If we want to argue that actions are wrong because they are racist, as we should, the definition of racism must be formulated in terms of what some people do to other people, not in terms of who does it or to whom.
The ADL's new definition, when persons are "persecuted, demeaned or discriminated against because of their identity," is a good choice of what to campaign against: it includes prejudice against any identity group whatsoever. But I think it is mistaken to use the word "racism" for that generality. For instance, what about sexism: do we want to describe women (or men) collectively as a "race"? What about bigotry against a religion: Buddhists, Catholics and Muslims are not "races". (Those religions will accept anyone whatsoever as a convert.)
Instead of stretching "racism" to fit this definition, we should use another term. It could be "group hatred", or "disprivileging".
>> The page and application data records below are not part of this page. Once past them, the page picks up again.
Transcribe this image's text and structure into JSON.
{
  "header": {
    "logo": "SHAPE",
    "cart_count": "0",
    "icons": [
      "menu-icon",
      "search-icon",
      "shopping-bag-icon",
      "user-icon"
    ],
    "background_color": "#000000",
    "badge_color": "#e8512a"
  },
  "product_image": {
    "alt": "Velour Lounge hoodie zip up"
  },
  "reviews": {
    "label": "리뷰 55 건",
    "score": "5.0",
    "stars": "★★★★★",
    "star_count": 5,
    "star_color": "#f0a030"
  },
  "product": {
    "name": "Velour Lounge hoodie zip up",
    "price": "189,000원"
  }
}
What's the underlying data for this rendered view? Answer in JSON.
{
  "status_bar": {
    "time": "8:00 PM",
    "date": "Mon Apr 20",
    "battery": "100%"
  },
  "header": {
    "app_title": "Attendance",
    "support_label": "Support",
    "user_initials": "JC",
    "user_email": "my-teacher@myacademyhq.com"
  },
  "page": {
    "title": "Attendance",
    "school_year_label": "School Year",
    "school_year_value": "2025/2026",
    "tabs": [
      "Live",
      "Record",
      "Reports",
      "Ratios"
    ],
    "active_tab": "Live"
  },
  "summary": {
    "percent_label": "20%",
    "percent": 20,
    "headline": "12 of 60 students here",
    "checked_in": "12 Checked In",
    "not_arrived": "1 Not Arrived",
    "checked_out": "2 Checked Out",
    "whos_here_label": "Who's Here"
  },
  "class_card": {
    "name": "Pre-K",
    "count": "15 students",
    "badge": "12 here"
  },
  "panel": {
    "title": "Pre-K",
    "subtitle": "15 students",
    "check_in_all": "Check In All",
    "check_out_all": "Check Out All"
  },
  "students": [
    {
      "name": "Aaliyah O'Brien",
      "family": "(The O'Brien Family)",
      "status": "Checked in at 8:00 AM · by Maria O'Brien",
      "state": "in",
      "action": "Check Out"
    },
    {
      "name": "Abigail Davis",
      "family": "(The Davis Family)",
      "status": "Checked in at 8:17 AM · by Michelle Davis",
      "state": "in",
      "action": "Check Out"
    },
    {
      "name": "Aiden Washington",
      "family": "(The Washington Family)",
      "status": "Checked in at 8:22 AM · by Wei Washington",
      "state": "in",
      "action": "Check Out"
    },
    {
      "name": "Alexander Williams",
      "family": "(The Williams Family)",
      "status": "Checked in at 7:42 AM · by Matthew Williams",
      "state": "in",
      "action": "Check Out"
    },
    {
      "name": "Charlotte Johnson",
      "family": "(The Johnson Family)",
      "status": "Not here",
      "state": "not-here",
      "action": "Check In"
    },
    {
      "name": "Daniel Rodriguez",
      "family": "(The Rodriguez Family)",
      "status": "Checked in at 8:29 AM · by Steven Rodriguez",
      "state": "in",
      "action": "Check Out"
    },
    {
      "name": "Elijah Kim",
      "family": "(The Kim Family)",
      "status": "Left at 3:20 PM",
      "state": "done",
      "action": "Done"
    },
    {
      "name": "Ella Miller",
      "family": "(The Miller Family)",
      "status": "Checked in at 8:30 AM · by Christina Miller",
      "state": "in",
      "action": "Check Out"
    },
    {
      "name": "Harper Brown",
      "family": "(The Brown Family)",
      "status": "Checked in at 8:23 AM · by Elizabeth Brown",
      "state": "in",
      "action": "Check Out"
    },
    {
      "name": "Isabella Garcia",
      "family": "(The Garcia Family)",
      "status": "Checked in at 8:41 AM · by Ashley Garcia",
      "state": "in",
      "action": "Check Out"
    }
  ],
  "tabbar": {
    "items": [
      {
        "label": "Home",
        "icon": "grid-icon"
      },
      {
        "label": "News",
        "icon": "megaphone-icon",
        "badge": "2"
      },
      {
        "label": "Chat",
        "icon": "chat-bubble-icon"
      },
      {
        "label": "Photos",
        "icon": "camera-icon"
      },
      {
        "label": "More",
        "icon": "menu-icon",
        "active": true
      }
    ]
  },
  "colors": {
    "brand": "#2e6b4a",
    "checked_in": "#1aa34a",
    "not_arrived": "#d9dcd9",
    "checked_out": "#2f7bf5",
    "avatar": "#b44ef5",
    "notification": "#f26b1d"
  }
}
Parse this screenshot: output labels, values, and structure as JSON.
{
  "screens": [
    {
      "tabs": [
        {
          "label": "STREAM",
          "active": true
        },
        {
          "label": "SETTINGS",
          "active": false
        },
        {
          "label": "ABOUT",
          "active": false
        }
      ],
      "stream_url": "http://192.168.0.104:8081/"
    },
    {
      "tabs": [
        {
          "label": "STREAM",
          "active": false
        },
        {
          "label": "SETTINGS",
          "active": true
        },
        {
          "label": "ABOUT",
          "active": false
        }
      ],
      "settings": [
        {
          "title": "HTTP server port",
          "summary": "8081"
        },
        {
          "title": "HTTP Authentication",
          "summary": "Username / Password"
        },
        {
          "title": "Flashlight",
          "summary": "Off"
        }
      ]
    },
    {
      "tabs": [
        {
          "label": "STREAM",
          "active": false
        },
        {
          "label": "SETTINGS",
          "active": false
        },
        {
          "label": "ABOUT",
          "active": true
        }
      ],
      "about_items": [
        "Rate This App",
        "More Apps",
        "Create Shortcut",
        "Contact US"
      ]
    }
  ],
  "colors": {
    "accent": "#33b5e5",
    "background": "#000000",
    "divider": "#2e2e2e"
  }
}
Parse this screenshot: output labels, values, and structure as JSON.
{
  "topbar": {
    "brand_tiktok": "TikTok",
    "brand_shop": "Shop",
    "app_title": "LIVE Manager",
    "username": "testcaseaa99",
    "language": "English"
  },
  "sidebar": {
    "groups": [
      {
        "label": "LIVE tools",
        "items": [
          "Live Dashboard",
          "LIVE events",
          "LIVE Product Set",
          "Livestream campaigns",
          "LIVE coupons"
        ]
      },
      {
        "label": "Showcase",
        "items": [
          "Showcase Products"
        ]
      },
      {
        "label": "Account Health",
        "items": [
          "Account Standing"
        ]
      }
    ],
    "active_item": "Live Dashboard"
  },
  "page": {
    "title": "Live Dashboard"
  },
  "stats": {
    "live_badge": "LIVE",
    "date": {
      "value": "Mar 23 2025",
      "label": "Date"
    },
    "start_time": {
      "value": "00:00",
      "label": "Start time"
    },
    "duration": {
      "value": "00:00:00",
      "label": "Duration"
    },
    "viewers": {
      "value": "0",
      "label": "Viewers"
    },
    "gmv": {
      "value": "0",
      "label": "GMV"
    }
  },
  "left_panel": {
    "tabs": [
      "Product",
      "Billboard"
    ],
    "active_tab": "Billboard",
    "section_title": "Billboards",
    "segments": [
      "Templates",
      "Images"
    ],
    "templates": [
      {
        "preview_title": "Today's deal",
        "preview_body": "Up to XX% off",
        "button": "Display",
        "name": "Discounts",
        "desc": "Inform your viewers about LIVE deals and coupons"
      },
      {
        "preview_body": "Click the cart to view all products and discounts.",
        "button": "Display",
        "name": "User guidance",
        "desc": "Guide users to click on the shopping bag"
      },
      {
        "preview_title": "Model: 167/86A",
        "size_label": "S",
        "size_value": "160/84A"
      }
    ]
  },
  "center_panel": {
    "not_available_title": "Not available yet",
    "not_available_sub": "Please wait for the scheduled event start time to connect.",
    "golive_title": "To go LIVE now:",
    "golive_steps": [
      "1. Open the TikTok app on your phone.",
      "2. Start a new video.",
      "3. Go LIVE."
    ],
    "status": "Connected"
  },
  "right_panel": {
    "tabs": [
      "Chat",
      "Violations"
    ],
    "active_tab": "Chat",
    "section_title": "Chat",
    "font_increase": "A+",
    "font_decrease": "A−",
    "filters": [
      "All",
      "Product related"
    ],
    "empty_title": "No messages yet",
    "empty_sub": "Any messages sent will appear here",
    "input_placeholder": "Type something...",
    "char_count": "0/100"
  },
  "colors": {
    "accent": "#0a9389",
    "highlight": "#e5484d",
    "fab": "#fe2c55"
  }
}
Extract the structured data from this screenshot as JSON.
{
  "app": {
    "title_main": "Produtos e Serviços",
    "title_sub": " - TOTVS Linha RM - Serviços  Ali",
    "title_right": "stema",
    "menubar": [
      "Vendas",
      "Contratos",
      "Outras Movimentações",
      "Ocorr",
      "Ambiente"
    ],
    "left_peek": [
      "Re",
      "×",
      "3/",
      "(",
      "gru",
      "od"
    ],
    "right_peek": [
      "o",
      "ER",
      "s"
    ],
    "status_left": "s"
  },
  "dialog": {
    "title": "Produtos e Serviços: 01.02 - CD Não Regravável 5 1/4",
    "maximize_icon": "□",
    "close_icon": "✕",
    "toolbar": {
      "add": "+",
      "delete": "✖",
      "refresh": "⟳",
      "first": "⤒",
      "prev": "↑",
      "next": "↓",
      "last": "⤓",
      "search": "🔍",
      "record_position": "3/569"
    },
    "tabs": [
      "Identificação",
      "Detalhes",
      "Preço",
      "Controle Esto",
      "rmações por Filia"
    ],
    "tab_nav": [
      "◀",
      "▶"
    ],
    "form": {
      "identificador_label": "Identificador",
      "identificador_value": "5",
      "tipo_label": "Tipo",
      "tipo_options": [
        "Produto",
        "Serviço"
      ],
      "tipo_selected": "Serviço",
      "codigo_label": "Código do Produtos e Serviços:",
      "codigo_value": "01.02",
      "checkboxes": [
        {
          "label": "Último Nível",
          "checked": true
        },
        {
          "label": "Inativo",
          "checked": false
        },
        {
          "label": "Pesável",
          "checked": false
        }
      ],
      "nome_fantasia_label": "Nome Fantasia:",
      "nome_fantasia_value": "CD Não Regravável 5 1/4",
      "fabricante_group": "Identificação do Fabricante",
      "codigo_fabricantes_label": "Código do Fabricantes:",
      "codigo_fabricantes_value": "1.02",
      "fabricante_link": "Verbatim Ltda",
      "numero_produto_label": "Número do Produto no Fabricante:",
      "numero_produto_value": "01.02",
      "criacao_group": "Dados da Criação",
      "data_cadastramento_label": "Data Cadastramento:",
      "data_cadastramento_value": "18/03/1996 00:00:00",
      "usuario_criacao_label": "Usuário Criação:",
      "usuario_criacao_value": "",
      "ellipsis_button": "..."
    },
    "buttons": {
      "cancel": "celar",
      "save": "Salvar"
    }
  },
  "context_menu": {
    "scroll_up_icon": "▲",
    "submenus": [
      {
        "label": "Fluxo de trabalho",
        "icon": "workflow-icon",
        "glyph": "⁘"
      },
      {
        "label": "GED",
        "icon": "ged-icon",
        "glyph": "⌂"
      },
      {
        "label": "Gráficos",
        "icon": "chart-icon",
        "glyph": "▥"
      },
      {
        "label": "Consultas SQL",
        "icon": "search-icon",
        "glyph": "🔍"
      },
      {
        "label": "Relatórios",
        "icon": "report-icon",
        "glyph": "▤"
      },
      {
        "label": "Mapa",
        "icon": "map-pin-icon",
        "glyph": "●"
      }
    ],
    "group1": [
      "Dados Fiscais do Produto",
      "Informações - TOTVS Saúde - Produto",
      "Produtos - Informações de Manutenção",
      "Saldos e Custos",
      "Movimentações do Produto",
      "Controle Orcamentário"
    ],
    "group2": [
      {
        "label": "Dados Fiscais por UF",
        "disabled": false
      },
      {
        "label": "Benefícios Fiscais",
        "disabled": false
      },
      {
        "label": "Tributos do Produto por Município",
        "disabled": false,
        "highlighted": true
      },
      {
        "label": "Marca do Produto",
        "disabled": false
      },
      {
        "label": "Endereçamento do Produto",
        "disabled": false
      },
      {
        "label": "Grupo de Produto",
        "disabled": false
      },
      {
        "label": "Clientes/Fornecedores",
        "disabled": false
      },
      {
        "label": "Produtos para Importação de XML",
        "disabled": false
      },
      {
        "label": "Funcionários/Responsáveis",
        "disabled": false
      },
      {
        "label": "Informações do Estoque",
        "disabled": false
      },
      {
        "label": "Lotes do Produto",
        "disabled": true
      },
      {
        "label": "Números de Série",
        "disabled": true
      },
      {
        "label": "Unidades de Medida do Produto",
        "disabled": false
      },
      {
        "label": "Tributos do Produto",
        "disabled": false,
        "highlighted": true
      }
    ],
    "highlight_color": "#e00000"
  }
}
Copyright (c) 2022 Richard Stallman Released under the Creative Commons Attribution Noderivatives 3.0 license